While yoga providers can list themselves for free on the site, they can pay and upgrade to receive access to premium features like being listed on the company’s newsletter. In addition, YogaTrail generates revenue through display advertisements.

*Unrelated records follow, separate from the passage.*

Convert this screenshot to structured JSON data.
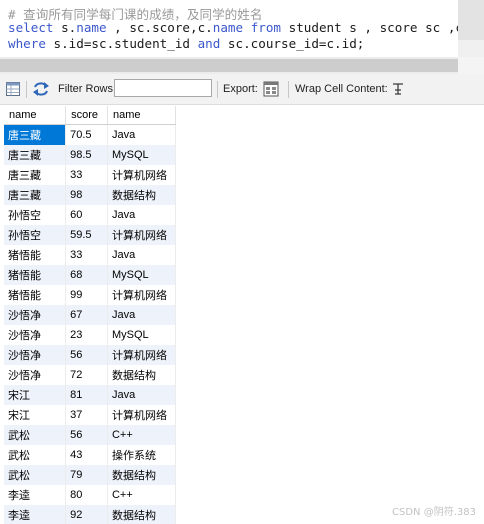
{
  "editor": {
    "comment": "# 查询所有同学每门课的成绩，及同学的姓名",
    "line2_kw1": "select",
    "line2_a": " s.",
    "line2_name1": "name",
    "line2_b": " , sc.score,c.",
    "line2_name2": "name",
    "line2_c": " ",
    "line2_kw2": "from",
    "line2_d": " student s , score sc ,course c",
    "line3_kw1": "where",
    "line3_a": " s.id=sc.student_id ",
    "line3_kw2": "and",
    "line3_b": " sc.course_id=c.id;"
  },
  "toolbar": {
    "filter_label": "Filter Rows:",
    "filter_value": "",
    "export_label": "Export:",
    "wrap_label": "Wrap Cell Content:"
  },
  "grid": {
    "columns": [
      "name",
      "score",
      "name"
    ],
    "rows": [
      [
        "唐三藏",
        "70.5",
        "Java"
      ],
      [
        "唐三藏",
        "98.5",
        "MySQL"
      ],
      [
        "唐三藏",
        "33",
        "计算机网络"
      ],
      [
        "唐三藏",
        "98",
        "数据结构"
      ],
      [
        "孙悟空",
        "60",
        "Java"
      ],
      [
        "孙悟空",
        "59.5",
        "计算机网络"
      ],
      [
        "猪悟能",
        "33",
        "Java"
      ],
      [
        "猪悟能",
        "68",
        "MySQL"
      ],
      [
        "猪悟能",
        "99",
        "计算机网络"
      ],
      [
        "沙悟净",
        "67",
        "Java"
      ],
      [
        "沙悟净",
        "23",
        "MySQL"
      ],
      [
        "沙悟净",
        "56",
        "计算机网络"
      ],
      [
        "沙悟净",
        "72",
        "数据结构"
      ],
      [
        "宋江",
        "81",
        "Java"
      ],
      [
        "宋江",
        "37",
        "计算机网络"
      ],
      [
        "武松",
        "56",
        "C++"
      ],
      [
        "武松",
        "43",
        "操作系统"
      ],
      [
        "武松",
        "79",
        "数据结构"
      ],
      [
        "李逵",
        "80",
        "C++"
      ],
      [
        "李逵",
        "92",
        "数据结构"
      ]
    ]
  },
  "watermark": "CSDN @阴符.383",
  "icons": {
    "grid": "result-grid-icon",
    "refresh": "refresh-icon",
    "export": "export-icon",
    "wrap": "wrap-cell-icon"
  },
  "colors": {
    "selection": "#0078d7",
    "row_alt": "#eef3fb",
    "keyword": "#3b57cc"
  }
}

In the future, YogaTrail will implement a feature that will allow users to see yoga schedules of providers and venues they are interested in. This means that yoga practitioners will no longer have to check out several websites just to plan their sessions.